There is considerable positive research highlighting the health benefits of intermittent fasting, which is eating for an 8-hour period and fasting for the remaining 16 hours.
If you really need something before bed, try a piece of fruit with a handful of nuts.
What are the most filling foods that are also low in calories?
The most filling snacks would be hard-boiled eggs, one handful of nuts, or raw vegetables with hummus.
It is recommended to plate up a snack that includes a fruit and/or vegetable. Healthy fats such as nuts, nut butter, or avocado, and some protein such as a hard-boiled or deviled egg, Greek yogurt, cottage cheese, or turkey breast.
These items are excellent options for those who are looking to lose weight as well.
What is meant by healthy snacking?
Snacks are an important part of a healthy diet. It is helpful for most people to eat every 3-4 hours. Most people need a snack in the late afternoon to prevent becoming overly hungry and overeating at dinner time or through the night.
Always balance your snacks with several foods, preferably a combination of protein, fat, and carbs from fruits and veggies.

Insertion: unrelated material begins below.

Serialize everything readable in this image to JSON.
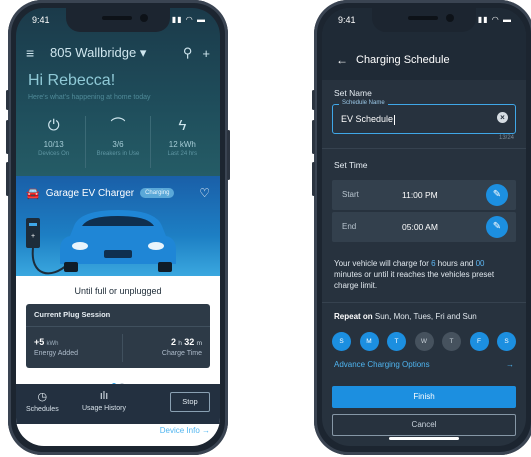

About Anne Danahy, MS, RDN: Anne is a registered dietitian and integrative nutritionist based in Scottsdale, AZ. She specializes in women’s health and healthy aging.